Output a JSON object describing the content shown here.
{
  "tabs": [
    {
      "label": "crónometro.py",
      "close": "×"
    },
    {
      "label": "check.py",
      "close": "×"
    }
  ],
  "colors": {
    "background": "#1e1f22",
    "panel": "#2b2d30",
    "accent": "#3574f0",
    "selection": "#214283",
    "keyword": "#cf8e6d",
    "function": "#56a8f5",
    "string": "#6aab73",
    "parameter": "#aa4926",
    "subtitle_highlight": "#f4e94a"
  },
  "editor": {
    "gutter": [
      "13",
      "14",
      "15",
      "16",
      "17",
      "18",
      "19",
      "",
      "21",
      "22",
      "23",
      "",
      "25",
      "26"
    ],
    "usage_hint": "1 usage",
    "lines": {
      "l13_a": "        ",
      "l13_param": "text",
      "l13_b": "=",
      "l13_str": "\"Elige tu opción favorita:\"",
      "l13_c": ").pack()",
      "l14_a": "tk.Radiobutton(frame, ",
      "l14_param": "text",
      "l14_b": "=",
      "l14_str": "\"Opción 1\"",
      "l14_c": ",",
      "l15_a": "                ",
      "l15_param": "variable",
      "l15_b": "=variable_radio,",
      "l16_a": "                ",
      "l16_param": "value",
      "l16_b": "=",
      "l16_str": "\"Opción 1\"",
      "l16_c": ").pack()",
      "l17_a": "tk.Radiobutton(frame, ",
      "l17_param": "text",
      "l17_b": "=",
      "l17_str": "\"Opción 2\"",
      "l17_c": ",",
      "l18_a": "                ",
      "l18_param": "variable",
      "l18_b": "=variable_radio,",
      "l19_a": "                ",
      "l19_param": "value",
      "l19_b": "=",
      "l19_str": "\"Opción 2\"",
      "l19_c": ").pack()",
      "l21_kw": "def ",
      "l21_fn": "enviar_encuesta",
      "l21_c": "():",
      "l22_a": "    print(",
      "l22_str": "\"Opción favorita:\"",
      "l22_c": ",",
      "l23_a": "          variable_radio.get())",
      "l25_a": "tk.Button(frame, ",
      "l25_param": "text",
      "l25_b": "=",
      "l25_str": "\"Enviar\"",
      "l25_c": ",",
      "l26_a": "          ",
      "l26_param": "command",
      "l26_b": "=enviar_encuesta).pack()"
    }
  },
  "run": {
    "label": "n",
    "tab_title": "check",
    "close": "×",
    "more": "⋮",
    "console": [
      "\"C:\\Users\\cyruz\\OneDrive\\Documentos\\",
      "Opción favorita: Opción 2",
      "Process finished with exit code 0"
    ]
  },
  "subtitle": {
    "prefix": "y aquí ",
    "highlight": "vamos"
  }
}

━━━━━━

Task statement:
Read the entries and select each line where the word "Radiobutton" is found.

Solution to the problem:
      "l14_a": "tk.Radiobutton(frame, ",
      "l17_a": "tk.Radiobutton(frame, ",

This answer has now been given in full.